EXERCISE AIM: Repeat each entry exactly. Drop every image.
*** Opening GIVEN RECORDS ***
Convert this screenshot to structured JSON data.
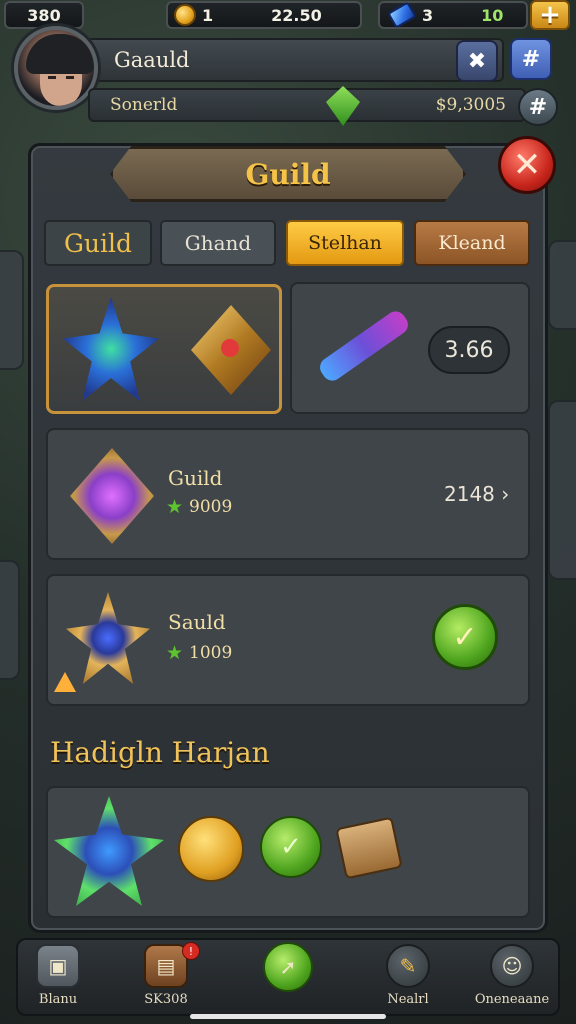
{
  "topbar": {
    "left_value": "380",
    "coin_value": "1",
    "timer": "22.50",
    "gem_value": "3",
    "energy_value": "10",
    "plus_label": "+"
  },
  "header": {
    "player_name": "Gaauld",
    "sub_label": "Sonerld",
    "currency_value": "$9,3005"
  },
  "panel": {
    "title": "Guild",
    "close_label": "✕",
    "tabs": [
      {
        "label": "Guild"
      },
      {
        "label": "Ghand"
      },
      {
        "label": "Stelhan"
      },
      {
        "label": "Kleand"
      }
    ]
  },
  "items": {
    "featured_value": "3.66",
    "row1": {
      "name": "Guild",
      "stat": "9009",
      "right_value": "2148 ›"
    },
    "row2": {
      "name": "Sauld",
      "stat": "1009"
    }
  },
  "section": {
    "title": "Hadigln Harjan"
  },
  "bottom_nav": [
    {
      "label": "Blanu"
    },
    {
      "label": "SK308"
    },
    {
      "label": ""
    },
    {
      "label": "Nealrl"
    },
    {
      "label": "Oneneaane"
    }
  ],
  "colors": {
    "gold": "#f0c04a",
    "tab_active": "#ffcb45",
    "close_red": "#c8261c",
    "confirm_green": "#4fa51f"
  }
}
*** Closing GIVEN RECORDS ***
SOLUTION TO THIS EXERCISE:
Convert this screenshot to structured JSON data.
{
  "topbar": {
    "left_value": "380",
    "coin_value": "1",
    "timer": "22.50",
    "gem_value": "3",
    "energy_value": "10",
    "plus_label": "+"
  },
  "header": {
    "player_name": "Gaauld",
    "sub_label": "Sonerld",
    "currency_value": "$9,3005"
  },
  "panel": {
    "title": "Guild",
    "close_label": "✕",
    "tabs": [
      {
        "label": "Guild"
      },
      {
        "label": "Ghand"
      },
      {
        "label": "Stelhan"
      },
      {
        "label": "Kleand"
      }
    ]
  },
  "items": {
    "featured_value": "3.66",
    "row1": {
      "name": "Guild",
      "stat": "9009",
      "right_value": "2148 ›"
    },
    "row2": {
      "name": "Sauld",
      "stat": "1009"
    }
  },
  "section": {
    "title": "Hadigln Harjan"
  },
  "bottom_nav": [
    {
      "label": "Blanu"
    },
    {
      "label": "SK308"
    },
    {
      "label": ""
    },
    {
      "label": "Nealrl"
    },
    {
      "label": "Oneneaane"
    }
  ],
  "colors": {
    "gold": "#f0c04a",
    "tab_active": "#ffcb45",
    "close_red": "#c8261c",
    "confirm_green": "#4fa51f"
  }
}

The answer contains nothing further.